In a targeted issue tracking application (in django) users are able add file attachments to internal messages. Files are mainly different image formats, office documents and spreadsheets (microsoft or open office), PDFs and PSDs.
A custom file field type (type extending FileField) currently validates that the files don't exceed a given size and that the file's
content_type is in a the applications MIME Type 'white list'. But as the user base is very varied (multi national and multi platform) we are frequently having to adjust our white list as users using old or brand new application versions have different MIME types (even though they are valid files, and are opened correctly by other users within the business).
Note: Files are not 'executed' by apache, they are just stored (with unix permissions 600) and can be downloaded by users.
What are the pro's and con's for the different types of validation?
A few options:
- MIME type white list or black list
- File extension while list or black list
- Django file upload input validation and security even suggests "you have to actually read the file to be sure it's a JPEG, not an .EXE" (is that even viable when numerous types of files are to be accepeted?)
Is there a 'right' way to validate file uploads?
Let me clarify.

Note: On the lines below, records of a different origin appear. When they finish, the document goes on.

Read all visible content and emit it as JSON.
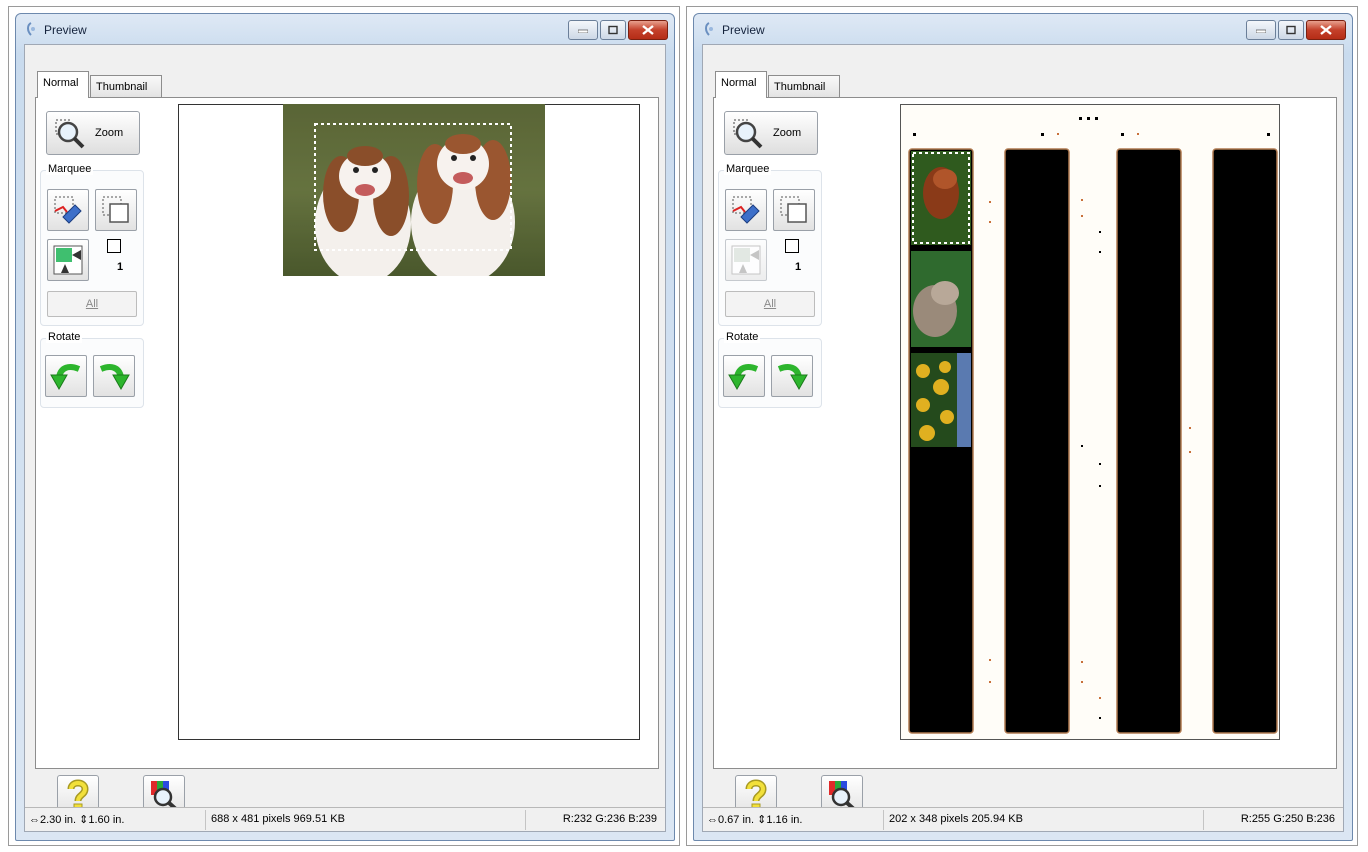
{
  "windows": [
    {
      "title": "Preview",
      "tabs": [
        {
          "label": "Normal",
          "active": true
        },
        {
          "label": "Thumbnail",
          "active": false
        }
      ],
      "zoom_label": "Zoom",
      "marquee_label": "Marquee",
      "marquee_count": "1",
      "all_label": "All",
      "rotate_label": "Rotate",
      "status": {
        "size": "⇔2.30 in. ⇕1.60 in.",
        "pixels": "688 x 481 pixels 969.51 KB",
        "rgb": "R:232 G:236 B:239"
      }
    },
    {
      "title": "Preview",
      "tabs": [
        {
          "label": "Normal",
          "active": true
        },
        {
          "label": "Thumbnail",
          "active": false
        }
      ],
      "zoom_label": "Zoom",
      "marquee_label": "Marquee",
      "marquee_count": "1",
      "all_label": "All",
      "rotate_label": "Rotate",
      "status": {
        "size": "⇔0.67 in. ⇕1.16 in.",
        "pixels": "202 x 348 pixels 205.94 KB",
        "rgb": "R:255 G:250 B:236"
      }
    }
  ],
  "icons": {
    "title": "scanner-icon",
    "zoom": "magnifier-icon",
    "marquee_create": "create-marquee-icon",
    "marquee_duplicate": "duplicate-marquee-icon",
    "auto_locate": "auto-locate-icon",
    "rotate_left": "rotate-left-icon",
    "rotate_right": "rotate-right-icon",
    "help": "help-icon",
    "densitometer": "densitometer-icon"
  },
  "colors": {
    "title_bar": "#c9dbee",
    "close_button": "#c4402a",
    "rotate_arrow": "#2db52d",
    "film_strip": "#000000"
  }
}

I can understand that actually checking the entire file in the program that it should be opened with to ensure it works and isn't broken would be the only way to fully confirm that the file is what it says it is, and that it isn't corrupted.
But the files in question are like email attachments. we can't possibly verify that every PSD is a valid and working Photoshop image, same goes for JPG or any other type. Even if it is what it says it is, we couldn't guarantee that it's a fully functional file.
So What I was hoping to get at is: Is file magic absolutely crucial? What protection does it really add? And again does a MIME type whitelist actually add any protection that a file extension whitelist doesn't? If a file has an file extension of CSV, JPG, GIF, DOC, PSD is it really viable to check that it is what it says it is, even though the application itself doesn't depend on file?
Is it dangerous to use simple file extension whitelist excluding the obvious offenders (EXE, BAT, etc.) and, I think, disallowing files that are dangerous to the users?